The super part of the FHA loan over conventional loans is the low amount of cash needed at closing. With an FHA mortgage, you can make a down payment as small as 3.5%. This benefits those home buyers who don’t have a lot of money saved up for a down payment; and, home buyers who don’t want to give up all their cash, but would rather save some of their money for moving costs or emergency funds.
Few loan programs will allow your entire down payment for a home to come from a gift. The FHA loan program allows your entire down payment to be a gift from a parent or relative an employer, an approved charitable group, or a government home buyer program.
This program will also allow seller concessions. This means you can ask the seller to pay up to 6 percent of the closing costs. Closing costs are additional expenses asociated with buying a house such as; loan origination fee, title search fee, recording fee, survey fee, prepaid interest, prorated taxes, and insurances.
FHA loans have very competitive rates, which means a lower payment each month. Having a lower interest rate means you will pay less over the life of the loan.
Debt to Income
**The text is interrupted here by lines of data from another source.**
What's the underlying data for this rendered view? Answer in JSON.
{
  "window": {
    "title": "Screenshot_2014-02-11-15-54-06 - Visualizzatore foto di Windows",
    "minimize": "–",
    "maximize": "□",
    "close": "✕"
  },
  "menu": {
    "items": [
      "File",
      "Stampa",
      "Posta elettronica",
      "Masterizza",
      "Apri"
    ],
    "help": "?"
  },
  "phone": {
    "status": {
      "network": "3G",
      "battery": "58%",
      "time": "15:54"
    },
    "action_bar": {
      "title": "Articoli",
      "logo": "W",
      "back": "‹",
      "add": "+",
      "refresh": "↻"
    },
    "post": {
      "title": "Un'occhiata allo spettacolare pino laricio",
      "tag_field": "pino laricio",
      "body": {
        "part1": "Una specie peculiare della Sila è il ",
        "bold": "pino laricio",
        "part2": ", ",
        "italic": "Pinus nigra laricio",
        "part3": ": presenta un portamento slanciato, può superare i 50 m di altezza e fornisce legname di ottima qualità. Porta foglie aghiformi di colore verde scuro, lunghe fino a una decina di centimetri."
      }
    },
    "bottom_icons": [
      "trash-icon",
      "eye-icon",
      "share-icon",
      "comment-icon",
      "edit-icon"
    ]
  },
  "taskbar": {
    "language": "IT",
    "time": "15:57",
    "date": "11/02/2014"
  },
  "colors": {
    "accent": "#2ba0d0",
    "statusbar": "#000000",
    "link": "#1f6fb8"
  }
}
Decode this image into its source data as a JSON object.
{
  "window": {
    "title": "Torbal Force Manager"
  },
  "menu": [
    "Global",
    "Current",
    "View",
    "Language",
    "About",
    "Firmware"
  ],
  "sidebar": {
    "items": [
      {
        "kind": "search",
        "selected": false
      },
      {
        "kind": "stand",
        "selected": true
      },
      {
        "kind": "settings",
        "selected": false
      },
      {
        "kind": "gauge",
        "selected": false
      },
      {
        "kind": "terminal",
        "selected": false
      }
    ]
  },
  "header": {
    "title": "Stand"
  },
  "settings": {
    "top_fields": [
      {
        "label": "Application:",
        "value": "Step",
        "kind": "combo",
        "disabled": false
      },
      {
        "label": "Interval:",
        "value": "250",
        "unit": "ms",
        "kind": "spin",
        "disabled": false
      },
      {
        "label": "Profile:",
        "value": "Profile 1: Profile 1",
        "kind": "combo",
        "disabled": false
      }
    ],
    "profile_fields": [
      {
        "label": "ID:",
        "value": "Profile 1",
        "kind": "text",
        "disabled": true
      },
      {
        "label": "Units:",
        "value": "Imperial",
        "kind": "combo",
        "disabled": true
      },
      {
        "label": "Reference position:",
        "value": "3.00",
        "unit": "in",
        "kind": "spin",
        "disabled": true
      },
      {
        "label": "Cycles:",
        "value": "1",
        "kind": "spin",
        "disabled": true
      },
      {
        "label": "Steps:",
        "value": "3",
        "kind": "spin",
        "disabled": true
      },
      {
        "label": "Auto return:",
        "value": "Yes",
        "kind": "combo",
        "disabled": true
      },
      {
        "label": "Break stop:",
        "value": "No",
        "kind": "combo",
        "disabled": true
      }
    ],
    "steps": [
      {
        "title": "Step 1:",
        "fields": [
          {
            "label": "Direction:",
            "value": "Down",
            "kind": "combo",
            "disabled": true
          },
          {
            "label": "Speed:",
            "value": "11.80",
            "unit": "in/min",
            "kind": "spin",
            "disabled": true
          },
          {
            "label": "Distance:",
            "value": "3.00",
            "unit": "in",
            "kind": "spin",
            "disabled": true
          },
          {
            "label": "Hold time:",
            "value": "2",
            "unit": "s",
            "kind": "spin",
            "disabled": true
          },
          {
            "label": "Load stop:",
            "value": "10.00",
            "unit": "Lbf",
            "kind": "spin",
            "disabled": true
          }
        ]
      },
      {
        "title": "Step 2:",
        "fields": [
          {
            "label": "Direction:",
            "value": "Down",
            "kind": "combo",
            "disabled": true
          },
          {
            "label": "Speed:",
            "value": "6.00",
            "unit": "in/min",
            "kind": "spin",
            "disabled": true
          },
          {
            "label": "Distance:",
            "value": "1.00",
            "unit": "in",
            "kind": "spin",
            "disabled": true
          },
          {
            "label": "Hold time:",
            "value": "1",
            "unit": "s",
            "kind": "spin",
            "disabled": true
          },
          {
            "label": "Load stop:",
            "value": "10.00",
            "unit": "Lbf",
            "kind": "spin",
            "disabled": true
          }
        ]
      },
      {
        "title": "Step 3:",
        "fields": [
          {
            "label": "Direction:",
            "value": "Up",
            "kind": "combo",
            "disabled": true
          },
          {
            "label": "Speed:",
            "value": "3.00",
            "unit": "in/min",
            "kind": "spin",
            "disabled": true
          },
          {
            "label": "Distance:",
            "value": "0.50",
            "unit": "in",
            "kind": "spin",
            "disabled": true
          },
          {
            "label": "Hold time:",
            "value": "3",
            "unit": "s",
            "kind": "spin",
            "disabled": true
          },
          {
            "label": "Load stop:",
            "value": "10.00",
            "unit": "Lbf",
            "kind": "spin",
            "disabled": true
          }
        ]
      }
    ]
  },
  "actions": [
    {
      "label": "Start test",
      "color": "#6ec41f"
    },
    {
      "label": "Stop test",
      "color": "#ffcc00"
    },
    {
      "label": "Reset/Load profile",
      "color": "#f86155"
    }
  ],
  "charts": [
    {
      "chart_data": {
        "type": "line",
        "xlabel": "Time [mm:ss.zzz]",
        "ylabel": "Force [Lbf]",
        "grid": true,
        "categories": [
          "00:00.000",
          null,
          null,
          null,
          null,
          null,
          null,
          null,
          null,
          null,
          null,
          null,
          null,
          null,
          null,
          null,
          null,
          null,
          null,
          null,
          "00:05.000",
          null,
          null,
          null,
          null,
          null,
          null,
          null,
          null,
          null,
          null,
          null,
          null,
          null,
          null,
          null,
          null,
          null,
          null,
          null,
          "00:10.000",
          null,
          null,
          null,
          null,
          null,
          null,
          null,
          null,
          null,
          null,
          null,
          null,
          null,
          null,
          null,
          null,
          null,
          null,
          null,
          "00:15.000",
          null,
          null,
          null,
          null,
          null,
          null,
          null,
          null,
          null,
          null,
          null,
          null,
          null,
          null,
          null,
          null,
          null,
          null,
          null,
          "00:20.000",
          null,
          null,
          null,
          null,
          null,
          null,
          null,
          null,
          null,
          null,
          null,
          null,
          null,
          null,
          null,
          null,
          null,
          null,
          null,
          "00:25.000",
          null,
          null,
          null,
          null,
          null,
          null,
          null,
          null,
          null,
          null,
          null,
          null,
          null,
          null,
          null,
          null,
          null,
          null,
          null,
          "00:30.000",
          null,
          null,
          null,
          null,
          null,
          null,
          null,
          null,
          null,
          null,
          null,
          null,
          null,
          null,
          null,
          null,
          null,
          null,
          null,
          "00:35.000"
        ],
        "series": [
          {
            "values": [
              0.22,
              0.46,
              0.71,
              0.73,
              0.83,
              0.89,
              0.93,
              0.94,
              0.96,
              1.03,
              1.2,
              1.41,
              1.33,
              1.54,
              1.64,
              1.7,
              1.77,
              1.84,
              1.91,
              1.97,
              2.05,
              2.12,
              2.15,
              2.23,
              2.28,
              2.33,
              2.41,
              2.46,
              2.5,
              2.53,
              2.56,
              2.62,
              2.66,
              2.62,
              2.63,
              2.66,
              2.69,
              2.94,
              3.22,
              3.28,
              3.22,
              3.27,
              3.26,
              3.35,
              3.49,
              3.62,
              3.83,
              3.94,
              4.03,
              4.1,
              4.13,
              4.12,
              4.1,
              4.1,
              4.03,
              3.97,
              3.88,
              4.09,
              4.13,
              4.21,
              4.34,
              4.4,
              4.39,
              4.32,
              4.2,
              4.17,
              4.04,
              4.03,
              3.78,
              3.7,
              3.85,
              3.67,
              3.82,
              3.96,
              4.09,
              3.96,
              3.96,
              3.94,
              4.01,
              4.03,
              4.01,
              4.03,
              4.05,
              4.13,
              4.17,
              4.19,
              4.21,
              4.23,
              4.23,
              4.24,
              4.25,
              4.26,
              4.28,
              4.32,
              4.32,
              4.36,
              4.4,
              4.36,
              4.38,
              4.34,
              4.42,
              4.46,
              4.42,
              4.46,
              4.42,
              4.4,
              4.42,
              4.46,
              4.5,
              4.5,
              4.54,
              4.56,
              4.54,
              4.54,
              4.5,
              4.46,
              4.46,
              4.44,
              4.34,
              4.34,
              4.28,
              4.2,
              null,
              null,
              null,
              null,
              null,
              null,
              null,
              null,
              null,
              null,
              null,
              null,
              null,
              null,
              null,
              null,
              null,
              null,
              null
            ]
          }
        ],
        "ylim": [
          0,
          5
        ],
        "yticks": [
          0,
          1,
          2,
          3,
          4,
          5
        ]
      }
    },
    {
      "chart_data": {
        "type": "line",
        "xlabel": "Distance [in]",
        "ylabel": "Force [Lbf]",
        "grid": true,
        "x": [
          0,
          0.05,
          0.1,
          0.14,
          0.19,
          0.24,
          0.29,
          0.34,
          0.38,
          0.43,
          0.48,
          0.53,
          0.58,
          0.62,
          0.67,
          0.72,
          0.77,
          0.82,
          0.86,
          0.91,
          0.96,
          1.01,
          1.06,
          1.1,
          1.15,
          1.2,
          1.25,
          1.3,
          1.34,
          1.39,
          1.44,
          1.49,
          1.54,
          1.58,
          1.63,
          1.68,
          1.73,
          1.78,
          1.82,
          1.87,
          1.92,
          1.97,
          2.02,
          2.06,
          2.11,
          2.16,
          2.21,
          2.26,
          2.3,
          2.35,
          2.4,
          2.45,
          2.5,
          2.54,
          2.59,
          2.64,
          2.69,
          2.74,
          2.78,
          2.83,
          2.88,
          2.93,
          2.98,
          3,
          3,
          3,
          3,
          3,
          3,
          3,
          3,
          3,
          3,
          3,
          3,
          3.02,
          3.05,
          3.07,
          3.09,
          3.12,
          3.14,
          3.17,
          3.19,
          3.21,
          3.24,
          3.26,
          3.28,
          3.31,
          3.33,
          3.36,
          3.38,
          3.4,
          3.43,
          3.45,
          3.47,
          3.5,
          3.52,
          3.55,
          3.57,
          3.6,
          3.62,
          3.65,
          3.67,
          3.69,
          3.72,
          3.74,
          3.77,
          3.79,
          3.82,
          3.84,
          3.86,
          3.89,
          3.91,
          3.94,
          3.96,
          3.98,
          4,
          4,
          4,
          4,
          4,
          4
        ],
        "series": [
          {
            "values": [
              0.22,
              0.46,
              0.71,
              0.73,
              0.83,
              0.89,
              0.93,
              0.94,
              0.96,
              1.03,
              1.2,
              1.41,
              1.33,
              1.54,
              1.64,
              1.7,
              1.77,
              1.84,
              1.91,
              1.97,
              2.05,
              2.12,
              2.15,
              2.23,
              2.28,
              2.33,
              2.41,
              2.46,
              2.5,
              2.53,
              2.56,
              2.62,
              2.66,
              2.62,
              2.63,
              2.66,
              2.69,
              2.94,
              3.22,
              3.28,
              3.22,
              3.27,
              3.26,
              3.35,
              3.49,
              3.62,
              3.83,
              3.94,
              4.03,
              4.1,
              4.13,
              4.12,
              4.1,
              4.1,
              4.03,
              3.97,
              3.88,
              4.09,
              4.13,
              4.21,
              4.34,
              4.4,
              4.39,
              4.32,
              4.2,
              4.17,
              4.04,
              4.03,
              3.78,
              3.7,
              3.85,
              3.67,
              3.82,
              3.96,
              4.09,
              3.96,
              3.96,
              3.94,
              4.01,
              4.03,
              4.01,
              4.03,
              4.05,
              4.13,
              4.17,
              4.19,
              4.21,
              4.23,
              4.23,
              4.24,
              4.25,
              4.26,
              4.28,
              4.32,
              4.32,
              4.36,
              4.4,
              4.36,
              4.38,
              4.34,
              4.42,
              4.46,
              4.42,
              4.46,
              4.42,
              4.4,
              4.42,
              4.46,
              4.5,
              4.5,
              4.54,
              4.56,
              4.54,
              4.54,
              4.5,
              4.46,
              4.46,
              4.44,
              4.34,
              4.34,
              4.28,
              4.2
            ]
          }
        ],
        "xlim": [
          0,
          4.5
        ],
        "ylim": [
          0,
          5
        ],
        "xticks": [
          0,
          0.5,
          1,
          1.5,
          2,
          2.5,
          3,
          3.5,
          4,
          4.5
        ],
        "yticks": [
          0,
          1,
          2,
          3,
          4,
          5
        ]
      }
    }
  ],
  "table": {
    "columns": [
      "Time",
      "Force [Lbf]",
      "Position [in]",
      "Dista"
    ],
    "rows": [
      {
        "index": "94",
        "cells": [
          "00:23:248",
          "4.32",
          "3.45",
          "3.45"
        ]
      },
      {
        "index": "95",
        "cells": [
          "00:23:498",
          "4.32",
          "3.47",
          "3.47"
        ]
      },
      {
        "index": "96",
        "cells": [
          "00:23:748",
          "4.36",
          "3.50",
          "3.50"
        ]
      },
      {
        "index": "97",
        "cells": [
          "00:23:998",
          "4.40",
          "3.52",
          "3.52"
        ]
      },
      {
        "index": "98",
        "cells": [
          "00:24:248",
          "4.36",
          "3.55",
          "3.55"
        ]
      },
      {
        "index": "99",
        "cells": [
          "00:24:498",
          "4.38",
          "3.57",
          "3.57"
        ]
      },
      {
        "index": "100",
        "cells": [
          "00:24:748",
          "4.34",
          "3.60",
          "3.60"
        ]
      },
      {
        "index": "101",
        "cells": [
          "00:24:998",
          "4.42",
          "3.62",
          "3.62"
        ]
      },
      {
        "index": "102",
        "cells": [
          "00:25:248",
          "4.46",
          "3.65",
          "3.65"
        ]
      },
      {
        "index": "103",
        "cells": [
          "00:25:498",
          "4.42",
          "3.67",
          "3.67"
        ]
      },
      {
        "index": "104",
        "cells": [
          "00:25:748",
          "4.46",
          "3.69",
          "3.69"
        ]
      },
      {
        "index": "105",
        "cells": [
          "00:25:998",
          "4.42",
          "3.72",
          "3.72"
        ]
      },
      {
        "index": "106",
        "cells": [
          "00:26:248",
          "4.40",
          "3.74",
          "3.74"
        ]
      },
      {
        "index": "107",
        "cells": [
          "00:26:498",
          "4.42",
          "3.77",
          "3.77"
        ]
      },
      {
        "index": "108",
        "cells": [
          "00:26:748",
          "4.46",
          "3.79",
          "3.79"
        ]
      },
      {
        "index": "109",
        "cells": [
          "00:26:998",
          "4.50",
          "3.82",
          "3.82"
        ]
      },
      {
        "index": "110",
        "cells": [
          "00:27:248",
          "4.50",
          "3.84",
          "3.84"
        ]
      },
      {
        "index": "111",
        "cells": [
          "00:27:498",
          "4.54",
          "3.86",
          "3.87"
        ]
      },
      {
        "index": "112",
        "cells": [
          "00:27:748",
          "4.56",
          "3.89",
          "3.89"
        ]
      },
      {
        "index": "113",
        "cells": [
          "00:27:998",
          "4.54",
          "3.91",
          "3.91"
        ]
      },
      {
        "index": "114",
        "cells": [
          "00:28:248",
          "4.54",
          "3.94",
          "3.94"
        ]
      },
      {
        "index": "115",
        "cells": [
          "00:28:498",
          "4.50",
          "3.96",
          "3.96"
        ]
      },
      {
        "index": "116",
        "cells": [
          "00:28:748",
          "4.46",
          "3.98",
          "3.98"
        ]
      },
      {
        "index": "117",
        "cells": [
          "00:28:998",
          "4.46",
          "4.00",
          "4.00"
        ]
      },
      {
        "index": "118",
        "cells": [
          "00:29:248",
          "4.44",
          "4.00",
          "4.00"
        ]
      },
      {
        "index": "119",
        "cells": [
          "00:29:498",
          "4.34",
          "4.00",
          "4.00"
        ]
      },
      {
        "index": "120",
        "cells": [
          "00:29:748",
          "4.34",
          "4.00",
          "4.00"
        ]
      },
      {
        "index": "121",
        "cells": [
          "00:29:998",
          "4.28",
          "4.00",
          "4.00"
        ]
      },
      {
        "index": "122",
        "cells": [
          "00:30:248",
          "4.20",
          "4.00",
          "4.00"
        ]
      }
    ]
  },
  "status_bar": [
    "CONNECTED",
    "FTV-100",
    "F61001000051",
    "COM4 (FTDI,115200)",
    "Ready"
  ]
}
The FHA loan does allow a high debt-to-income ratio. Having a car payment and student loans will still allow you to qualify. Still feel that you can afford the payment? The FHA will allow a maximum of 43 percent debt-to-income ratio, whereas conventional mortgages allow a maximum of 36 percent debt-to-income ratio. Figure your debt-to-income ratio by adding up all of your current debt, including your proposed new mortgage payment (including taxes and insurance), and divide it by your monthly income. The answer will be your percentage.
Basic Documentation Required To Apply
- Copies of paycheck stubs for the past 30 days
- Copies of W-2 forms or 1099 forms for the last two years
- Complete tax returns, including all schedules, for the past two years (if self-employed)
- Copies of all bank statements and investment account statements for the past two months
- Identification (driver’s license, passport, or military ID)
- Year-to-date profit and loss statement (if self-employed)
The FHA is pretty lenient about whom they will lend to. If you meet the credit requirements, have the 3.5 percent down payment, and have steady employment, you will probably be approved. Like any other loan, you will be required to provide all information related to your assets (personal property, cash in the bank, and investment account statements), which helps lenders determine the source of your down payment and closing costs. All-in-all, it can be an easier process than a conventional loan.
Posted on November 26, 2014 at 10:12 am by Gena Martin Realtor